**About this exercise**
Output only how many lines below contain "evaluation".

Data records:

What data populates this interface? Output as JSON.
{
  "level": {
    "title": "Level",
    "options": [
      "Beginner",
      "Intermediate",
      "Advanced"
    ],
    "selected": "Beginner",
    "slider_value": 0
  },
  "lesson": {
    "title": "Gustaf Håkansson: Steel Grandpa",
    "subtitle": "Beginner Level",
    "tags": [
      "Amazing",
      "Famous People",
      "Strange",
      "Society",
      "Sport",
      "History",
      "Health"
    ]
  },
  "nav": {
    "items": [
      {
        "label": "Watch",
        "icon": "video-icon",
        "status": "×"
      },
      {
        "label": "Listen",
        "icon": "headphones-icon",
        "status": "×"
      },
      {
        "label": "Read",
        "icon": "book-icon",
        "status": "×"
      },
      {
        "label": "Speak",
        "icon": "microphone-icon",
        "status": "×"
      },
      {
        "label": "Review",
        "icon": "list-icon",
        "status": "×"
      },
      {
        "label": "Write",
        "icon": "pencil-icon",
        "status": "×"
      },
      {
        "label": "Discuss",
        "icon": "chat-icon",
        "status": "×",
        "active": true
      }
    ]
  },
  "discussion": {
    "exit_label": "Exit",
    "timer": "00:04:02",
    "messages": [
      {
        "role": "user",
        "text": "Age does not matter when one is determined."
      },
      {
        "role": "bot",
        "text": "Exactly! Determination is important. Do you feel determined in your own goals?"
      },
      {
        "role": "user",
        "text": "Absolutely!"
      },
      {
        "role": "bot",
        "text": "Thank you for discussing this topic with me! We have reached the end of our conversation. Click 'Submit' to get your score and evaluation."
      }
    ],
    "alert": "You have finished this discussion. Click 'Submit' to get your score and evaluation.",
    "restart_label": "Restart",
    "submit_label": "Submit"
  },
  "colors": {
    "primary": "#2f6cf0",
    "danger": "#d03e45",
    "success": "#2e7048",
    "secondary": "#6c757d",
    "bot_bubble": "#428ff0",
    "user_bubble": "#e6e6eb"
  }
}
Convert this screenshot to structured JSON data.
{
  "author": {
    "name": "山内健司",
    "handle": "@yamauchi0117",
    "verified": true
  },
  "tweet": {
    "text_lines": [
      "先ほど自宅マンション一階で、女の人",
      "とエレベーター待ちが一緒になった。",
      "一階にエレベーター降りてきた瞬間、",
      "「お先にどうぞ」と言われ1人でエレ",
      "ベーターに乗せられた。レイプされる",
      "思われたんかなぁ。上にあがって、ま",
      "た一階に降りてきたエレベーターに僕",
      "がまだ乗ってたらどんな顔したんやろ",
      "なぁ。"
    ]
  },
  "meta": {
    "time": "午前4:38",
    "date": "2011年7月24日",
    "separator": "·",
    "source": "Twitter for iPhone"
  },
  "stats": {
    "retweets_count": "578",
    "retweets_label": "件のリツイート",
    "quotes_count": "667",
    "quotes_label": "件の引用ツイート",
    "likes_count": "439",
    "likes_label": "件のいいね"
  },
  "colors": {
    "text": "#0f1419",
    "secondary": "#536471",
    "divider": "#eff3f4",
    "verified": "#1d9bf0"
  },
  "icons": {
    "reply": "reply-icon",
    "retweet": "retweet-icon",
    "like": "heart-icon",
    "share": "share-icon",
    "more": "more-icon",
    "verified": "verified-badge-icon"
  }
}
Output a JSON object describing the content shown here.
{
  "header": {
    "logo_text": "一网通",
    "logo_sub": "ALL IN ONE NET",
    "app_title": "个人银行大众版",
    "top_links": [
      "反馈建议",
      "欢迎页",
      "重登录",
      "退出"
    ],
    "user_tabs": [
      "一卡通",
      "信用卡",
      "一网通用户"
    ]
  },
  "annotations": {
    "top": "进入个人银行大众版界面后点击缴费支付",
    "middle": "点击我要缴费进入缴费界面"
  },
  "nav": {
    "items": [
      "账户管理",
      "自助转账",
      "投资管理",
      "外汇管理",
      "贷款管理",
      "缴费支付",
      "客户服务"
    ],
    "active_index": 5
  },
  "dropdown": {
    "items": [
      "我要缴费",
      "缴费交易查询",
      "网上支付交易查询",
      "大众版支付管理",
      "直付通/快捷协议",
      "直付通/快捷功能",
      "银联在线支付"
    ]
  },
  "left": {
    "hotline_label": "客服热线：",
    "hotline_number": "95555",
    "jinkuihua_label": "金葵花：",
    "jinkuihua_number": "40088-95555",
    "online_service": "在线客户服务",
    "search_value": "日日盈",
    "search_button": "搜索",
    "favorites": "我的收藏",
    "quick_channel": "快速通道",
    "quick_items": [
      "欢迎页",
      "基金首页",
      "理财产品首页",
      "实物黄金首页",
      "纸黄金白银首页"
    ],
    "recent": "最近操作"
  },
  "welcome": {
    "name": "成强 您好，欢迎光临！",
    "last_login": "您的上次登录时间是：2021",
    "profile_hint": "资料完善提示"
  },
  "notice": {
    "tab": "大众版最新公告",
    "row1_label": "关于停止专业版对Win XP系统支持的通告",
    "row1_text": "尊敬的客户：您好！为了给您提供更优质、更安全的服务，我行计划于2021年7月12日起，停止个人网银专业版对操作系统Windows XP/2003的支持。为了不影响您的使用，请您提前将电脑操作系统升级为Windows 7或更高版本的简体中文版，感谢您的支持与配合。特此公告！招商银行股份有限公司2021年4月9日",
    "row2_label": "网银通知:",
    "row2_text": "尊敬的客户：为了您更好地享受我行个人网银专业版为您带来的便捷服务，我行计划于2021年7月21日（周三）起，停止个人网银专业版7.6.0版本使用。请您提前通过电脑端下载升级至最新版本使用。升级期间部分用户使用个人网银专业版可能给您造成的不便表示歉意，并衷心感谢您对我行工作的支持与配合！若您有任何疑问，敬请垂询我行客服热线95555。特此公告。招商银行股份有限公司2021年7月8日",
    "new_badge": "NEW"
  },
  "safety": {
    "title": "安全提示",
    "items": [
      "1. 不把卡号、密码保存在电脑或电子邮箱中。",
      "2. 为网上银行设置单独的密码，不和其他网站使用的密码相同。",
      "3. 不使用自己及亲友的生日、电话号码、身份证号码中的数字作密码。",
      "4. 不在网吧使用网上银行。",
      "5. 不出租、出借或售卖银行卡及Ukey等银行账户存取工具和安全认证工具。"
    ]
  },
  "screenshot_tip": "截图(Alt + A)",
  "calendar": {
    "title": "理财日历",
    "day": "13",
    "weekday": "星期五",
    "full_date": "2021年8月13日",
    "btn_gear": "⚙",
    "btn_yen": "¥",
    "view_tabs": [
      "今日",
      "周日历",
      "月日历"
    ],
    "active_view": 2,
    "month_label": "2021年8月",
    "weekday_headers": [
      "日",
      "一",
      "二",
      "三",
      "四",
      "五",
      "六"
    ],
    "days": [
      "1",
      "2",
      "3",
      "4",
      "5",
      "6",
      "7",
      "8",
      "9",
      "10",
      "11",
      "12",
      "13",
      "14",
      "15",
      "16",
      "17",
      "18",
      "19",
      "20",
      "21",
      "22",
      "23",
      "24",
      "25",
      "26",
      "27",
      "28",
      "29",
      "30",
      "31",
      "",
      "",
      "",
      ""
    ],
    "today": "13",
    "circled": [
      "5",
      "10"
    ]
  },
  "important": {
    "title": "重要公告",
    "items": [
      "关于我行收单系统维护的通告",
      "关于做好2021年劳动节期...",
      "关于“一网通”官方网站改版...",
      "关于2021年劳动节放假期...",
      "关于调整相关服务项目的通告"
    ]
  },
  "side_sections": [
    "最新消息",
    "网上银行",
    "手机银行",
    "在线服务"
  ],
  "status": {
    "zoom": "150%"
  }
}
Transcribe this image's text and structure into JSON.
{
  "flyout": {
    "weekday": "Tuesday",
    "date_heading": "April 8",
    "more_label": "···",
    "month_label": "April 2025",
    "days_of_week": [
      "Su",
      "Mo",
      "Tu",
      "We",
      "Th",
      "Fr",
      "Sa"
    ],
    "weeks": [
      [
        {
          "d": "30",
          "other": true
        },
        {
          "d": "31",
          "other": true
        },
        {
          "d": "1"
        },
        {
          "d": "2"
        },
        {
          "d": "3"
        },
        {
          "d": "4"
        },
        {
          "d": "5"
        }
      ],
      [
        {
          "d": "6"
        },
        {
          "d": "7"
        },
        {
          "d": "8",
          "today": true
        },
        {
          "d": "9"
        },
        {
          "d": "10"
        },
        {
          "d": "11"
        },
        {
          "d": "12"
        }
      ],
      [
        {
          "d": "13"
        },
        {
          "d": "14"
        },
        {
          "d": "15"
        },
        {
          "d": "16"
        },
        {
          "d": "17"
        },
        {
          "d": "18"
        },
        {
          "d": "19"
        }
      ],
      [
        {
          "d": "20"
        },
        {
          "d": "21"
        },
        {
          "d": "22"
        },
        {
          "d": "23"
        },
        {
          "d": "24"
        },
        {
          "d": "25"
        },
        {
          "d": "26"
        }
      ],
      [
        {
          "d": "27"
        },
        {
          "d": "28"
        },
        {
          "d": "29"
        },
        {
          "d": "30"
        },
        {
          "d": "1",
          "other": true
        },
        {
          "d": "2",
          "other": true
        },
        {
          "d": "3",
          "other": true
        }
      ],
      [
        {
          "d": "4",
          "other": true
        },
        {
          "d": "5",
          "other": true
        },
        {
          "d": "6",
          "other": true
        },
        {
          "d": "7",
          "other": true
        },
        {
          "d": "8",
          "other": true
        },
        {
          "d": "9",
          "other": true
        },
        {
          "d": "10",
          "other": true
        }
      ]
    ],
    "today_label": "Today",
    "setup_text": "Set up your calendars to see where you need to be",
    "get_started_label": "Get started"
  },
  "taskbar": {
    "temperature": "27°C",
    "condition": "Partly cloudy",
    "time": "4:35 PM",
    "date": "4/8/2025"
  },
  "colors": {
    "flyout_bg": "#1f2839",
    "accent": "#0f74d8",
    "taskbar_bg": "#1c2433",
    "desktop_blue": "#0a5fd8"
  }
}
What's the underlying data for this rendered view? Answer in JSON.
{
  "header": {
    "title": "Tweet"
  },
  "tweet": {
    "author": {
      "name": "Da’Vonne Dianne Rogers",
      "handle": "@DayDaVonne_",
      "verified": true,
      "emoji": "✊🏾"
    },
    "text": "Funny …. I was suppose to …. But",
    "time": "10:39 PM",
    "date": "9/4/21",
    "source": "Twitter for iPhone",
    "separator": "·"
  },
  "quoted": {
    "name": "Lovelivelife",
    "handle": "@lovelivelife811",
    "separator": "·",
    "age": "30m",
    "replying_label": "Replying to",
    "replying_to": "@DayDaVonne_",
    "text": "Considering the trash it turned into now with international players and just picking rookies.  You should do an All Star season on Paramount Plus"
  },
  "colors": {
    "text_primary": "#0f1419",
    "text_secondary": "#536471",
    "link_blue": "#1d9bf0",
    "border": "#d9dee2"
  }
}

**Problem solution**
2